Among the lines of the records, find all that carry the word "Parâmetros" and copy them.

*** Opening EXERCISE DATA ***

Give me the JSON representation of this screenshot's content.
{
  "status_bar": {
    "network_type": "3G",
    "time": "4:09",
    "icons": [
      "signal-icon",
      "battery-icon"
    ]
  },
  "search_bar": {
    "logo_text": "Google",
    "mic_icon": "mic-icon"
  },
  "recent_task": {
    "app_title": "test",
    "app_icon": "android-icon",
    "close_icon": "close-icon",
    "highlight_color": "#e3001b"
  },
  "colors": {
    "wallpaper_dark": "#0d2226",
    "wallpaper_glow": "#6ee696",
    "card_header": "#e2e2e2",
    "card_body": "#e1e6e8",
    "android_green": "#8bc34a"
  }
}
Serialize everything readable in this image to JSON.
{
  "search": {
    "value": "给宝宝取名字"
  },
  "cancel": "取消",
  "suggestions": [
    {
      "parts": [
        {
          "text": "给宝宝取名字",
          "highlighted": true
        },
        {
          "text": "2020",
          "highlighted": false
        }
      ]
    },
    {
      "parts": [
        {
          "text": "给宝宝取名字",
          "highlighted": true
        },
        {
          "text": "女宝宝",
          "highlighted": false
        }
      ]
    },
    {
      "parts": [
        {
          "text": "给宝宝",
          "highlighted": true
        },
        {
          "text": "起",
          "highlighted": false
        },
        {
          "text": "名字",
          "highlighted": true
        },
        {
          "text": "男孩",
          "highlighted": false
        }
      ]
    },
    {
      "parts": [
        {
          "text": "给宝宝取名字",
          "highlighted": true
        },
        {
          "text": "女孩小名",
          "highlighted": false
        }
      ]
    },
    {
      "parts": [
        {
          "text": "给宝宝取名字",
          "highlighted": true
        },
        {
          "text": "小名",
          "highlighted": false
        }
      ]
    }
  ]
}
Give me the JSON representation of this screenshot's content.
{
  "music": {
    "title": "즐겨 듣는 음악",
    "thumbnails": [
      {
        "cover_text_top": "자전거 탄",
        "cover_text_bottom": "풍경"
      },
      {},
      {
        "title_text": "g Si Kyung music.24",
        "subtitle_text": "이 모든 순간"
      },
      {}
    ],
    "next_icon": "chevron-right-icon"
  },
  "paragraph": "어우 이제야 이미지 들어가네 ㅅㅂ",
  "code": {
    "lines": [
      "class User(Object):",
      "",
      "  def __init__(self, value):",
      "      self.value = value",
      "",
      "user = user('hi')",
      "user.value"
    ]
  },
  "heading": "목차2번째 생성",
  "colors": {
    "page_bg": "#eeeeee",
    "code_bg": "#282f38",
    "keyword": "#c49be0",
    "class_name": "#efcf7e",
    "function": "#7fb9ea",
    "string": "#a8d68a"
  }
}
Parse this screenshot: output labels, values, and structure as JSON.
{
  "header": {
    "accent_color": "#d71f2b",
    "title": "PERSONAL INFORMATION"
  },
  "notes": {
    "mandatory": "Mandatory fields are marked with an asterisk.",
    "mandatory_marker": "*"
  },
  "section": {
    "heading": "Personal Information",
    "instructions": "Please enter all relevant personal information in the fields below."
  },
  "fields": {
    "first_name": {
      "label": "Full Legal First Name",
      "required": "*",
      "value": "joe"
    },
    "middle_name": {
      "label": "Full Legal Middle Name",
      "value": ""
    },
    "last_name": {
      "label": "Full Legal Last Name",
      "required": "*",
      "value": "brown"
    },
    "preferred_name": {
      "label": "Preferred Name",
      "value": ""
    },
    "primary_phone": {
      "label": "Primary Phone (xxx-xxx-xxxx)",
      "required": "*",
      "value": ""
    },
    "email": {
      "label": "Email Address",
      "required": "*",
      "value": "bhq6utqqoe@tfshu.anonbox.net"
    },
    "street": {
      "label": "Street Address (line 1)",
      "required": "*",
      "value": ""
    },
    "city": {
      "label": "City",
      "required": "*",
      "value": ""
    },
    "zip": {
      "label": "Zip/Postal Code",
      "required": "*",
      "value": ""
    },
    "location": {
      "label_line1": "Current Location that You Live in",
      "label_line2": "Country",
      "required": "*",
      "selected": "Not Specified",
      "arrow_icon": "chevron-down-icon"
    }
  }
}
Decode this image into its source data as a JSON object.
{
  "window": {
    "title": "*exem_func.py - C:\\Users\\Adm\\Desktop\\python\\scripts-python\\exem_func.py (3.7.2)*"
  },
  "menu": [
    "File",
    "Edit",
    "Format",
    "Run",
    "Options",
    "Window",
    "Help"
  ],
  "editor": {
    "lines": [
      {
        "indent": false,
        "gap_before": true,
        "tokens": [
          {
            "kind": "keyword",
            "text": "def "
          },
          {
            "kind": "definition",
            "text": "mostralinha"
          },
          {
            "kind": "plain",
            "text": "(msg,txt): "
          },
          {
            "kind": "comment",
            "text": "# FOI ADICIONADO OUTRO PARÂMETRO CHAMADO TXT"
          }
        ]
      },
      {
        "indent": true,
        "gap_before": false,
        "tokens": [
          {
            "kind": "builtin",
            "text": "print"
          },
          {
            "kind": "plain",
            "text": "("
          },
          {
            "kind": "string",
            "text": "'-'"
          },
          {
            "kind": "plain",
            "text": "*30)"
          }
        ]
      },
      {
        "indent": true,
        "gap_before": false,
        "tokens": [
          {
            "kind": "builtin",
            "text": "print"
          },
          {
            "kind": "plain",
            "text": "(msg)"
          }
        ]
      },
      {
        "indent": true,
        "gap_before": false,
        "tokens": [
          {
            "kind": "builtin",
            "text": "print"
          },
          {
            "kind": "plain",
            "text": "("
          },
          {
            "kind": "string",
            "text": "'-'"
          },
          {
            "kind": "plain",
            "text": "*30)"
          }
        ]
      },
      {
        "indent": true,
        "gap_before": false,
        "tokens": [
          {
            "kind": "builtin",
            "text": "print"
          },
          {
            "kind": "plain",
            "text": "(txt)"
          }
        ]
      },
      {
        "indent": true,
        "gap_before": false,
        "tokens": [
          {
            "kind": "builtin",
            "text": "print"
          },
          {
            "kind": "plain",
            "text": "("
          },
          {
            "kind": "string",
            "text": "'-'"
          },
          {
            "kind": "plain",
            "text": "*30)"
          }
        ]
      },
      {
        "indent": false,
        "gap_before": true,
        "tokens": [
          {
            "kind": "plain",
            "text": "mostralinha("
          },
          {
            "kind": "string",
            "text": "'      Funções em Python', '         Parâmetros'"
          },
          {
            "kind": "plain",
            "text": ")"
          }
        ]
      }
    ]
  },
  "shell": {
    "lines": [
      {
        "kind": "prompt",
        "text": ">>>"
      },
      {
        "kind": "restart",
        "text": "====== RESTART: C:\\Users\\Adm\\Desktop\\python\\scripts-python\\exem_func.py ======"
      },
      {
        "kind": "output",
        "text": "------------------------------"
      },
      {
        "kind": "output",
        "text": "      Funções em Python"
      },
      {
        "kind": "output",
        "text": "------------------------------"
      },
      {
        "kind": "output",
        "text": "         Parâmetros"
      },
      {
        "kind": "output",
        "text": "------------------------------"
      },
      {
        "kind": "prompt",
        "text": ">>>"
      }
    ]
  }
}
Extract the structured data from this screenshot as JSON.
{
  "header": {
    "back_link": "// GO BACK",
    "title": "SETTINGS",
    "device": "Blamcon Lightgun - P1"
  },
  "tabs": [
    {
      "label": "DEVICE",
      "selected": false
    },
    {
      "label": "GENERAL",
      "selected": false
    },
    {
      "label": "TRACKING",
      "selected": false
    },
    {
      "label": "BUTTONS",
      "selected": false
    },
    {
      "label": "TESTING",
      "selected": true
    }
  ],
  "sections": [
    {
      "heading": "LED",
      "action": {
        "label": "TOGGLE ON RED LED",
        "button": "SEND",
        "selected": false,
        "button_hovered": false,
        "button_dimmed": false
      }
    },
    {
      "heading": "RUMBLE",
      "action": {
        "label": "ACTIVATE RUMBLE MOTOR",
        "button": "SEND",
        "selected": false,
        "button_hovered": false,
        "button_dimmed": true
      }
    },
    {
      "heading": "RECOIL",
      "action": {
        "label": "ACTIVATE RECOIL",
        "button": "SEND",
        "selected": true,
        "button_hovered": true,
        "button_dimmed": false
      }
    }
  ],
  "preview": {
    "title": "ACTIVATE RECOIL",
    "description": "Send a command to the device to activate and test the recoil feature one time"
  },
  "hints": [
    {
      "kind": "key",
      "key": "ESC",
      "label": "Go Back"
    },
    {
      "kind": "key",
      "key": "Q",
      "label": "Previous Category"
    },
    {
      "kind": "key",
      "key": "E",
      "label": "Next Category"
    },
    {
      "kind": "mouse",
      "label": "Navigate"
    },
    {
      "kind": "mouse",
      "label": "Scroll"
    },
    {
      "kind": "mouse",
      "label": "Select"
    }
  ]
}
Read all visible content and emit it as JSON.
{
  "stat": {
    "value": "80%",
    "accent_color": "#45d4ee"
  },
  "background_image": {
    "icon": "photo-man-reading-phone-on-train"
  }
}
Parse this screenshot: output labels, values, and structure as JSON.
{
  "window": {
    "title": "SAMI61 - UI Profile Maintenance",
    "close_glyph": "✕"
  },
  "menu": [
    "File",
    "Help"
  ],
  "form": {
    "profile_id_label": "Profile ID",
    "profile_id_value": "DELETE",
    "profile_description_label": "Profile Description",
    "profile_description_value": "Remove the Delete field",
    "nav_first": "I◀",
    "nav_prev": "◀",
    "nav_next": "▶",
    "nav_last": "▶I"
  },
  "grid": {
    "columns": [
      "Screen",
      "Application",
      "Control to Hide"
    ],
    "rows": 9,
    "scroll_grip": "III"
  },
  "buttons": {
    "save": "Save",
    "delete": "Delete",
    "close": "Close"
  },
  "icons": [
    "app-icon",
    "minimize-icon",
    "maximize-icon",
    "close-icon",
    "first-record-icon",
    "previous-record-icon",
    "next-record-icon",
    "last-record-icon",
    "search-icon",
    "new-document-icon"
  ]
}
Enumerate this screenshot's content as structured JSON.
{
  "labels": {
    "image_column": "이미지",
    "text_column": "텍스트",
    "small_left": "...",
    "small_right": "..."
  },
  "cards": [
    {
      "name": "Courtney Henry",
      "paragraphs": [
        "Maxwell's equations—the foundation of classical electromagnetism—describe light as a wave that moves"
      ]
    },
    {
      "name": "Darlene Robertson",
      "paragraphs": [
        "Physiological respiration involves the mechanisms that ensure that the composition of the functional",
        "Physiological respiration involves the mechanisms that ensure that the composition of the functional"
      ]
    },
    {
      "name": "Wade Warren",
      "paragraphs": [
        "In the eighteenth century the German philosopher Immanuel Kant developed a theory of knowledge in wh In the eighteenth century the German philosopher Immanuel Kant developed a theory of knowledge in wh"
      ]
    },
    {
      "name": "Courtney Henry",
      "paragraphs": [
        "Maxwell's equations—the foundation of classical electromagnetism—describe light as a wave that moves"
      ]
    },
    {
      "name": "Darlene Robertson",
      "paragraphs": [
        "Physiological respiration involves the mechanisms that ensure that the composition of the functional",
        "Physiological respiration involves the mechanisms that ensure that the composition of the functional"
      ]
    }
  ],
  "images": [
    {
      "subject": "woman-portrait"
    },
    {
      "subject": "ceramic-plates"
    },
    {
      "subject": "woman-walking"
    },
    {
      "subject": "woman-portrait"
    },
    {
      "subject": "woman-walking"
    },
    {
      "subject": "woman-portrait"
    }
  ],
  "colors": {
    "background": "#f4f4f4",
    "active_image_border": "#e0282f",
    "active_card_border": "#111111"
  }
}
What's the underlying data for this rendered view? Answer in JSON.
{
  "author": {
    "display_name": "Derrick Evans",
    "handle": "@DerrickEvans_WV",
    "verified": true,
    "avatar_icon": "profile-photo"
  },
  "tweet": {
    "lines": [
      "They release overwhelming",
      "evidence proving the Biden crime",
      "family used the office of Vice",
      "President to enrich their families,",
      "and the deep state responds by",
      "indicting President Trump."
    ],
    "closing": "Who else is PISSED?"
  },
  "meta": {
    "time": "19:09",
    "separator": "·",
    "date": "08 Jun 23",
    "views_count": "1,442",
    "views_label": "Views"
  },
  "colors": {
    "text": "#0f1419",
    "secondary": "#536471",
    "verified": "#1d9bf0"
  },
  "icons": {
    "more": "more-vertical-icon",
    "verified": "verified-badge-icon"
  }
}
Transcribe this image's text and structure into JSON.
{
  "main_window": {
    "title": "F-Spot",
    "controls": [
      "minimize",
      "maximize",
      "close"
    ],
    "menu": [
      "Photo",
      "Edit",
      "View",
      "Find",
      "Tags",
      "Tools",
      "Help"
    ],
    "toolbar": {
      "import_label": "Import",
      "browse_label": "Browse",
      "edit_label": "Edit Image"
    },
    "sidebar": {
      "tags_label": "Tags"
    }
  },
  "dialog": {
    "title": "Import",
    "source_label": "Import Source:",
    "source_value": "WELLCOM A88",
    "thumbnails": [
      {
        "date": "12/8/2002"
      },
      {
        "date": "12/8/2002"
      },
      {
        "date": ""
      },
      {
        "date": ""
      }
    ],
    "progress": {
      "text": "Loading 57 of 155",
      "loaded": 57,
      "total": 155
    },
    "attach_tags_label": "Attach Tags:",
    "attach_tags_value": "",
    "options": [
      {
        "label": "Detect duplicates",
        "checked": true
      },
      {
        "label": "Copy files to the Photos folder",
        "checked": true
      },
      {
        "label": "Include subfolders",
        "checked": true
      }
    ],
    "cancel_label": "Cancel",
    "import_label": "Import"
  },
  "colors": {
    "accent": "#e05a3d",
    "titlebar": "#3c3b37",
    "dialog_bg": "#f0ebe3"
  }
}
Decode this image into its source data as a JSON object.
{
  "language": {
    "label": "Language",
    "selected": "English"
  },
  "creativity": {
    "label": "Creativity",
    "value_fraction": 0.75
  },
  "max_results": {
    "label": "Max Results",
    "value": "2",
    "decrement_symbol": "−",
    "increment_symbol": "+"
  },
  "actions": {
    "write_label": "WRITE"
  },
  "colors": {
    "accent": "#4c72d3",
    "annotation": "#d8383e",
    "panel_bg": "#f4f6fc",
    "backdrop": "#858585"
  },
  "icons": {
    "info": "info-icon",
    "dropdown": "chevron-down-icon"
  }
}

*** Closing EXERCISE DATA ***

• RESULT:
            "text": "'      Funções em Python', '         Parâmetros'"
        "text": "         Parâmetros"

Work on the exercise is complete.